• Water in the day. It is best to water your plants in the daytime, so the sunlight can help evaporate the moisture better. If watering at night, the soil or leaves may stay moist, encouraging disease or pests.
• Use a soil or growing medium with good drainage. A good draining soil is essential to avoid overwatering. At Mr Stacky we recommend using a growing medium of coco coir. When mixed with a little perlite, it provides amazing growing conditions for our vertical gardens.
How to completely solve under & over watering…
Solving the over/under watering equation is a GAME CHANGER! Imagine, if you simply could never over water your plants. The key to solving this is in the growing medium used.
Hydroponic growing mediums are designed to ensure optimal oxygen when fully saturated.
When your plants roots are suspended in fresh oxygenated nutrient rich water, and then given sunlight and space to grow, that’s exactly what they do…. GROW and GROW and GROW!
We’ve tried every hydroponic method out there. From simple kratky to ebb & flow, NFT, DWC, drip, drain to waste etc…

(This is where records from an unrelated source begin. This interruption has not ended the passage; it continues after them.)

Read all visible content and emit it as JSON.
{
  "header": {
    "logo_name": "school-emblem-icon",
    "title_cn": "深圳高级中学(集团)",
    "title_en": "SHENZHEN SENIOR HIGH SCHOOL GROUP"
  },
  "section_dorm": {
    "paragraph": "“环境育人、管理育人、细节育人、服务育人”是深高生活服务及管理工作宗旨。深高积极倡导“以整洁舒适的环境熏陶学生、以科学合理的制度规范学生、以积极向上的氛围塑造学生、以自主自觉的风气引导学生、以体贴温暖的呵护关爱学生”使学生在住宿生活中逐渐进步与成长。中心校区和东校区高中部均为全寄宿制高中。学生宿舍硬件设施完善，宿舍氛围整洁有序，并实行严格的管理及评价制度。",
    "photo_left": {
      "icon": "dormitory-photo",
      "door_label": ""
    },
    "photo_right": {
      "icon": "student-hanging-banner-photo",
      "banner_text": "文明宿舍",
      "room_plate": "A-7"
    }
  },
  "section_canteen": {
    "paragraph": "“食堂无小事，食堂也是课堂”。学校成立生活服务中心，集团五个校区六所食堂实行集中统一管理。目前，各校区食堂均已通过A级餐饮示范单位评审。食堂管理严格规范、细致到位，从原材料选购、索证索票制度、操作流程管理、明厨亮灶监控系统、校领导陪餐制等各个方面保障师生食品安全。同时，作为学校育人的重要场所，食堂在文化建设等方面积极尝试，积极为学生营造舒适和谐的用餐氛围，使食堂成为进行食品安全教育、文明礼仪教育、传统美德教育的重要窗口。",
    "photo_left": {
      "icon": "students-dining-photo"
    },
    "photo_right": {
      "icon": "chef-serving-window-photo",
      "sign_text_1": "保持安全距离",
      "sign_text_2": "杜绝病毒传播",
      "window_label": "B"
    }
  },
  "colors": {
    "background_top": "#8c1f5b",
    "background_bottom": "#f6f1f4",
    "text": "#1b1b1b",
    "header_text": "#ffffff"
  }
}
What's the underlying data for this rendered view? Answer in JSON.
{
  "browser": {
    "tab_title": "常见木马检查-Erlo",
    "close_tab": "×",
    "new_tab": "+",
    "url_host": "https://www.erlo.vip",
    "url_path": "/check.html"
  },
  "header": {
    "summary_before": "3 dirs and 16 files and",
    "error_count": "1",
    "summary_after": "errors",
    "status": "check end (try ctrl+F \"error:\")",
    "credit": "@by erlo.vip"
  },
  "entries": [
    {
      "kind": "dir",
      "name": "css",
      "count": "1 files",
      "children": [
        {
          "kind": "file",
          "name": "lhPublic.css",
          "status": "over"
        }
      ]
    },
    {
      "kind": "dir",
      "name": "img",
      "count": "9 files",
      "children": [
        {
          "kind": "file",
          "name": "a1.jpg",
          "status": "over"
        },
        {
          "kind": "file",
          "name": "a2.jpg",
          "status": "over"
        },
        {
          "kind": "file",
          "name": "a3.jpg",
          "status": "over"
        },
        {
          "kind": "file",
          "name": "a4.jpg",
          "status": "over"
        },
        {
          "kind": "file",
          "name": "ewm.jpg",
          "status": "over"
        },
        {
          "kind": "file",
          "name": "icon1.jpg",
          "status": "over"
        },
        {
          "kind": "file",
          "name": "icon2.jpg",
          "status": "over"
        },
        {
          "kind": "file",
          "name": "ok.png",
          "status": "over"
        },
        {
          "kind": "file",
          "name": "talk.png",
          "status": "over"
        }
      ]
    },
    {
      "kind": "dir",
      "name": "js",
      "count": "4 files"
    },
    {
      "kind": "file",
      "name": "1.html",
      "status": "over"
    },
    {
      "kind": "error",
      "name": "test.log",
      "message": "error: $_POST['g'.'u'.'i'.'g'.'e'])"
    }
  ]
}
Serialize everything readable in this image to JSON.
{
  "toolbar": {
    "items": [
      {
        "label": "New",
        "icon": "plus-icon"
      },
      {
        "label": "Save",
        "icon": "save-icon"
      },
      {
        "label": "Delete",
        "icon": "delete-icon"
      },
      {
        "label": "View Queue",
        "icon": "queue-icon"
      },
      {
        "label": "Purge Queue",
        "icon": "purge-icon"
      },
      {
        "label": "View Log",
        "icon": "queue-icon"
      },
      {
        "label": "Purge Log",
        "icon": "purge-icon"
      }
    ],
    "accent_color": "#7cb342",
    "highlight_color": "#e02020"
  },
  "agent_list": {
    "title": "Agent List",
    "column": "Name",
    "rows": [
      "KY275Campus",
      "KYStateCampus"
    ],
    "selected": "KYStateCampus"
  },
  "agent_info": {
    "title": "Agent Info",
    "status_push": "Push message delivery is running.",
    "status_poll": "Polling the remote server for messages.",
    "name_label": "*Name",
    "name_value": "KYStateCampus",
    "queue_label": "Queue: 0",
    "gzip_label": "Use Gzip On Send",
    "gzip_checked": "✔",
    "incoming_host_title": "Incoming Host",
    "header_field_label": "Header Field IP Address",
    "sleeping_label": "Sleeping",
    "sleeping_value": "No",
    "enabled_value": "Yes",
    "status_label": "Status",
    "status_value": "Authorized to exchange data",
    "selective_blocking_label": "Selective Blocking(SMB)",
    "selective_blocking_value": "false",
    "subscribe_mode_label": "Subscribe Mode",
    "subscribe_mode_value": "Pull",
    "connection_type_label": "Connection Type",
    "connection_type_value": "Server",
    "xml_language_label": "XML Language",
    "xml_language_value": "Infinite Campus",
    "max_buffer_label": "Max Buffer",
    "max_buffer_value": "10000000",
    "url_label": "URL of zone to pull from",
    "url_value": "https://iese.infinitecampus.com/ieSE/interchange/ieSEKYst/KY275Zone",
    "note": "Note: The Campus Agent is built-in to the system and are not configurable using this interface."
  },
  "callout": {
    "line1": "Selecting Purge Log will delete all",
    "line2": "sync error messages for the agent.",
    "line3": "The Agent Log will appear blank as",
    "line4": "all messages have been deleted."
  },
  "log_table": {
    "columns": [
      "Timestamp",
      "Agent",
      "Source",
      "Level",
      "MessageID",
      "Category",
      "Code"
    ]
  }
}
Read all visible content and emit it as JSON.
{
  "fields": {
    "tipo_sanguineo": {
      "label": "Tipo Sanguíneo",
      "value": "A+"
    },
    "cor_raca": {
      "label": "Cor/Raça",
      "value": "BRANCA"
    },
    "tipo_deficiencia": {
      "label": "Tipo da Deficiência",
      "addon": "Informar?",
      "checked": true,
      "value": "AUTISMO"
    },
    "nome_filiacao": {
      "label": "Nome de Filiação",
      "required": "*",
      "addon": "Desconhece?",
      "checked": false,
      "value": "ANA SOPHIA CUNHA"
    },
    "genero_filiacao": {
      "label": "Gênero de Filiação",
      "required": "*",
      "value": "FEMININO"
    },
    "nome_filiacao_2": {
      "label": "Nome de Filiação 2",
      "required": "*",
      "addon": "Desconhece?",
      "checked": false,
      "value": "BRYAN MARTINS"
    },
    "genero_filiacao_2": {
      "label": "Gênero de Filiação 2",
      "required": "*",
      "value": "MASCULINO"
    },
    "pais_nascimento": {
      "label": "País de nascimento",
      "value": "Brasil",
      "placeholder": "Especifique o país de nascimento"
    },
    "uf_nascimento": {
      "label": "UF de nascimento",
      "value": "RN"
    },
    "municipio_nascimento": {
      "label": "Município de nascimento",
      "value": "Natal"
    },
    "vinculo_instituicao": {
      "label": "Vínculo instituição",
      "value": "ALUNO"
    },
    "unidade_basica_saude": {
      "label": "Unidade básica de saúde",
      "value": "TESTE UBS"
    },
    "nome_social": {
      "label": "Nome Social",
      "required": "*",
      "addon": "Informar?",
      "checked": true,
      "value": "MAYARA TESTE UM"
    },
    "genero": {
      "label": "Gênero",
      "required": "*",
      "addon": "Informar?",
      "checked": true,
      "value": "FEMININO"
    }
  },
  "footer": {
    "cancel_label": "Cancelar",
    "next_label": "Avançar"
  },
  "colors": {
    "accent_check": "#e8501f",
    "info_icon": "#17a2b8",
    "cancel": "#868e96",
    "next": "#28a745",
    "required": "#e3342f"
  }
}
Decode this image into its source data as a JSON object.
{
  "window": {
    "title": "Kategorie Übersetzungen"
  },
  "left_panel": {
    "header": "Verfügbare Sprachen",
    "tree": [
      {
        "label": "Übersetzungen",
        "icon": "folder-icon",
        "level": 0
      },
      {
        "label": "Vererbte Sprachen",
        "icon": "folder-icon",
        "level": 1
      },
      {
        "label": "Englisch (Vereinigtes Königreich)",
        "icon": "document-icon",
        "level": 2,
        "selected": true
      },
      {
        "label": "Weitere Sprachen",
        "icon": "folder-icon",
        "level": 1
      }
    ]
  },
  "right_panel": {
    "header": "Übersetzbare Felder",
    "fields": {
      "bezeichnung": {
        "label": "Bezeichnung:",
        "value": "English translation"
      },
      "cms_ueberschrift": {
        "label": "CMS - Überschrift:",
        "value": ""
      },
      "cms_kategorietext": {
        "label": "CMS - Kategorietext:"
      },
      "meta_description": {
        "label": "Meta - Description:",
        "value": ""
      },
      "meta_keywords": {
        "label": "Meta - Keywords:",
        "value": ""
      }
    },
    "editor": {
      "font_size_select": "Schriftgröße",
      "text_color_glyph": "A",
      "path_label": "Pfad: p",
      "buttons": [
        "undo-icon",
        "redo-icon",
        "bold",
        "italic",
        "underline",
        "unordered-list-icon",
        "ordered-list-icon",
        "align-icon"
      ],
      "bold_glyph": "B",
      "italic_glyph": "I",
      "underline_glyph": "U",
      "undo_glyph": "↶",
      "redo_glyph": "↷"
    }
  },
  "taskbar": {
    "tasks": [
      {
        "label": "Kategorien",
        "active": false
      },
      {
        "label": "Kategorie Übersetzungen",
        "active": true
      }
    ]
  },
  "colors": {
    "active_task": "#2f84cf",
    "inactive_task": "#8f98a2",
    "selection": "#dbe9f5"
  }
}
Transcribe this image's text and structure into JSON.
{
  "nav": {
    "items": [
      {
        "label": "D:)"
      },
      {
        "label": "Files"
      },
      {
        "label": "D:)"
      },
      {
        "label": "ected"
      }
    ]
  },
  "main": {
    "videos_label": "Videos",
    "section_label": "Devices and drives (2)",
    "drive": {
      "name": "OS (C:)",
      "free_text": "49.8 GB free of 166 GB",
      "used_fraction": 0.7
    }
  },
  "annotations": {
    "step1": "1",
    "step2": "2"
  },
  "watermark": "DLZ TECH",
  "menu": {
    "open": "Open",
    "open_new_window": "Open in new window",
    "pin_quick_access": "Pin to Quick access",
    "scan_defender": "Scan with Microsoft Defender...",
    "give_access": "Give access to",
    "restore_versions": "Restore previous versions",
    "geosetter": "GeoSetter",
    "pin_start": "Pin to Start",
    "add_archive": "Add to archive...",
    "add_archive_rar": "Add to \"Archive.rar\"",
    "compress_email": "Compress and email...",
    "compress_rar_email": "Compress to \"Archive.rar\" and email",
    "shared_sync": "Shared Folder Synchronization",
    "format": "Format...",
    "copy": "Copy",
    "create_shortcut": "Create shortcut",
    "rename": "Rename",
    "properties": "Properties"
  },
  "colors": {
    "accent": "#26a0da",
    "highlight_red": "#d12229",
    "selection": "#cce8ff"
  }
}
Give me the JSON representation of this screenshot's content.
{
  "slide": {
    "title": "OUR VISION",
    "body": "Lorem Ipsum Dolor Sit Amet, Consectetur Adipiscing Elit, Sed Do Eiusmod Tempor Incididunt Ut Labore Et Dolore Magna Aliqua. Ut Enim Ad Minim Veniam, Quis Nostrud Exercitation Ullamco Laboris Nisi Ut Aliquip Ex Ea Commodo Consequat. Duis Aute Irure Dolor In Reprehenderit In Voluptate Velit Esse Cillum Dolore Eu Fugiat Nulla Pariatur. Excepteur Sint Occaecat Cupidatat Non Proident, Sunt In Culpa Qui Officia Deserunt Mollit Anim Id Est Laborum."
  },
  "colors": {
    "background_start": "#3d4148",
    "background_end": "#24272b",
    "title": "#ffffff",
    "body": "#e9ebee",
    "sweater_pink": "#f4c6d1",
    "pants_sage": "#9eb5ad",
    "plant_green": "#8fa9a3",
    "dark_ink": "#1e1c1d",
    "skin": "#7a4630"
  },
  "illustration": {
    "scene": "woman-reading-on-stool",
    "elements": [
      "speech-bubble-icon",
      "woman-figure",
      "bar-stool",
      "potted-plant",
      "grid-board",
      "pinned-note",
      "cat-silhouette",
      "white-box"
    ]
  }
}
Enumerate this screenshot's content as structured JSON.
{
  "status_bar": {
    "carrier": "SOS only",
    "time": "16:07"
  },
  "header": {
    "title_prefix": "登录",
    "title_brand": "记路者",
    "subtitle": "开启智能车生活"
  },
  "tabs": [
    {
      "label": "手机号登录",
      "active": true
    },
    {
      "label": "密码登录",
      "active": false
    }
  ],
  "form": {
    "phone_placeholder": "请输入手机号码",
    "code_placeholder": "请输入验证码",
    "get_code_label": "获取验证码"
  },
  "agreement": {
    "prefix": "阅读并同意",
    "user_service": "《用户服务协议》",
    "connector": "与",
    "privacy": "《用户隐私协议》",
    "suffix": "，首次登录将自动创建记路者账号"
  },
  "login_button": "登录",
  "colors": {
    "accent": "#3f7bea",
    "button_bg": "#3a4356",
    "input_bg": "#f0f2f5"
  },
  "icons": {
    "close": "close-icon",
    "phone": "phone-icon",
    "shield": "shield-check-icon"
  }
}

You’ve probably heard of coco peat. You know, the stuff those little jiffy starter cubes are made of. Coco Coir is organic & made from the husk of the coconut. https://www.mrstacky.com.au/vertical-gardens/5kg-coco-coir/
In addition to Coco’s wonderfully loose, well draining, soft, fluffy & absorbent texture, it’s most valued asset is it’s oxygen holding properties.
Even when it’s fully saturated, it still holds up to 22% oxygen.
Coco is very forgiving and perfect for home gardeners. Basically, the stuff just works! Once you start using it, you will not go back to soil…
Coco comes in compressed, expandable, affordable 5KG blocks.
Because coco is so absorbent, it’s like a wick, soaking up water to all areas of the planter. Because it’s so porous, it drains all the excess water fully. Because it’s dark & dense, it buffers against temperature & hydration variance. Because it’s so oxygenated, you can’t over water your plants!
Coco coir is PLANT ROOT HEAVEN.
For beginner gardeners it can be tricky to find the right balance between overwatering and underwatering your plants. Why not try out our Mr Stacky pots or a complete hydroponic system. we even have solar or electric charged gardens, which water for you! These systems are great for those who are rushed on time or forget to water. Our tiered vertical gardens work by watering just the top pot, and the water will flow through to the rest of the plants below. We have had many beginner gardeners grow amazing fruit and veg for the first time.